● The data
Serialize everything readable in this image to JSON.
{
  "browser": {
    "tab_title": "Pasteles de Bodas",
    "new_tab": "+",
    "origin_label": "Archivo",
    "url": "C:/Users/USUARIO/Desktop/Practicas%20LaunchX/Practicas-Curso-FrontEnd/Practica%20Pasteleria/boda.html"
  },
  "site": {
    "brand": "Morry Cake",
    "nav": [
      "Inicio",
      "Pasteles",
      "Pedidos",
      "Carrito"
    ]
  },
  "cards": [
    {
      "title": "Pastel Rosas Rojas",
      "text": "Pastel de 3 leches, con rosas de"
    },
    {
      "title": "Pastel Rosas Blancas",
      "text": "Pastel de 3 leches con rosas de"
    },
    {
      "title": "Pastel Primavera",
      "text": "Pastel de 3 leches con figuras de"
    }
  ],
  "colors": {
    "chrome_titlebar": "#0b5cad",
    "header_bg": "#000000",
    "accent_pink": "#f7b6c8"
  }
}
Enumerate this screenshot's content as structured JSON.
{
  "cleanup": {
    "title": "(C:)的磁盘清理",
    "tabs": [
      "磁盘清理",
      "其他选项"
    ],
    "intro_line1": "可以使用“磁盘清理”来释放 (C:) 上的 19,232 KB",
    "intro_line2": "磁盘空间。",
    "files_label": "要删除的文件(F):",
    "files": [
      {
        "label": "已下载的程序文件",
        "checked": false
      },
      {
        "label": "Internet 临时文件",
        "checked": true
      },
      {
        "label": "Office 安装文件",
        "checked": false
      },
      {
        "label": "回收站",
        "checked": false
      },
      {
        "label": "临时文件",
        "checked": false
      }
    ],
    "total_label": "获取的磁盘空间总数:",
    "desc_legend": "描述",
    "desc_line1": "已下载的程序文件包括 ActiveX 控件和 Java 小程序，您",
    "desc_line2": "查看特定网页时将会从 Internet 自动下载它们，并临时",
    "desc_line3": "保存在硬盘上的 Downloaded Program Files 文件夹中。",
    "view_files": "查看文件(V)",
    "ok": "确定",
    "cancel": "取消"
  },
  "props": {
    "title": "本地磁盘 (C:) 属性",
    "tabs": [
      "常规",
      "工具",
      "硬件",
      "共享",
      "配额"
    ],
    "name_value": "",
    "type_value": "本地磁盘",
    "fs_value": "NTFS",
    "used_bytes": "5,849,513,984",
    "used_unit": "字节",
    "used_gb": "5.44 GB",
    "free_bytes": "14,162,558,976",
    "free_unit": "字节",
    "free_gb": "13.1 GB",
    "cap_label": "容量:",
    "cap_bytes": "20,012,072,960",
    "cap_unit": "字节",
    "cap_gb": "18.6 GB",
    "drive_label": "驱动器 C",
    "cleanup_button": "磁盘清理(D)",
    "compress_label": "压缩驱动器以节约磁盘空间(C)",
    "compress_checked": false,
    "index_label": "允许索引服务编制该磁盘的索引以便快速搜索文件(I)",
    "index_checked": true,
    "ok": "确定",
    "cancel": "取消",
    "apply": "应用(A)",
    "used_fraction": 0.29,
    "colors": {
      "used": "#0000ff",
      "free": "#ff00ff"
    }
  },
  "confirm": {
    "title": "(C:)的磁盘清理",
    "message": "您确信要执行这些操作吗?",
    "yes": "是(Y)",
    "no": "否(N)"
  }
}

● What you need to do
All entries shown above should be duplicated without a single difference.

● Exercise output
Serialize everything readable in this image to JSON.
{
  "browser": {
    "tab_title": "Pasteles de Bodas",
    "new_tab": "+",
    "origin_label": "Archivo",
    "url": "C:/Users/USUARIO/Desktop/Practicas%20LaunchX/Practicas-Curso-FrontEnd/Practica%20Pasteleria/boda.html"
  },
  "site": {
    "brand": "Morry Cake",
    "nav": [
      "Inicio",
      "Pasteles",
      "Pedidos",
      "Carrito"
    ]
  },
  "cards": [
    {
      "title": "Pastel Rosas Rojas",
      "text": "Pastel de 3 leches, con rosas de"
    },
    {
      "title": "Pastel Rosas Blancas",
      "text": "Pastel de 3 leches con rosas de"
    },
    {
      "title": "Pastel Primavera",
      "text": "Pastel de 3 leches con figuras de"
    }
  ],
  "colors": {
    "chrome_titlebar": "#0b5cad",
    "header_bg": "#000000",
    "accent_pink": "#f7b6c8"
  }
}
Enumerate this screenshot's content as structured JSON.
{
  "cleanup": {
    "title": "(C:)的磁盘清理",
    "tabs": [
      "磁盘清理",
      "其他选项"
    ],
    "intro_line1": "可以使用“磁盘清理”来释放 (C:) 上的 19,232 KB",
    "intro_line2": "磁盘空间。",
    "files_label": "要删除的文件(F):",
    "files": [
      {
        "label": "已下载的程序文件",
        "checked": false
      },
      {
        "label": "Internet 临时文件",
        "checked": true
      },
      {
        "label": "Office 安装文件",
        "checked": false
      },
      {
        "label": "回收站",
        "checked": false
      },
      {
        "label": "临时文件",
        "checked": false
      }
    ],
    "total_label": "获取的磁盘空间总数:",
    "desc_legend": "描述",
    "desc_line1": "已下载的程序文件包括 ActiveX 控件和 Java 小程序，您",
    "desc_line2": "查看特定网页时将会从 Internet 自动下载它们，并临时",
    "desc_line3": "保存在硬盘上的 Downloaded Program Files 文件夹中。",
    "view_files": "查看文件(V)",
    "ok": "确定",
    "cancel": "取消"
  },
  "props": {
    "title": "本地磁盘 (C:) 属性",
    "tabs": [
      "常规",
      "工具",
      "硬件",
      "共享",
      "配额"
    ],
    "name_value": "",
    "type_value": "本地磁盘",
    "fs_value": "NTFS",
    "used_bytes": "5,849,513,984",
    "used_unit": "字节",
    "used_gb": "5.44 GB",
    "free_bytes": "14,162,558,976",
    "free_unit": "字节",
    "free_gb": "13.1 GB",
    "cap_label": "容量:",
    "cap_bytes": "20,012,072,960",
    "cap_unit": "字节",
    "cap_gb": "18.6 GB",
    "drive_label": "驱动器 C",
    "cleanup_button": "磁盘清理(D)",
    "compress_label": "压缩驱动器以节约磁盘空间(C)",
    "compress_checked": false,
    "index_label": "允许索引服务编制该磁盘的索引以便快速搜索文件(I)",
    "index_checked": true,
    "ok": "确定",
    "cancel": "取消",
    "apply": "应用(A)",
    "used_fraction": 0.29,
    "colors": {
      "used": "#0000ff",
      "free": "#ff00ff"
    }
  },
  "confirm": {
    "title": "(C:)的磁盘清理",
    "message": "您确信要执行这些操作吗?",
    "yes": "是(Y)",
    "no": "否(N)"
  }
}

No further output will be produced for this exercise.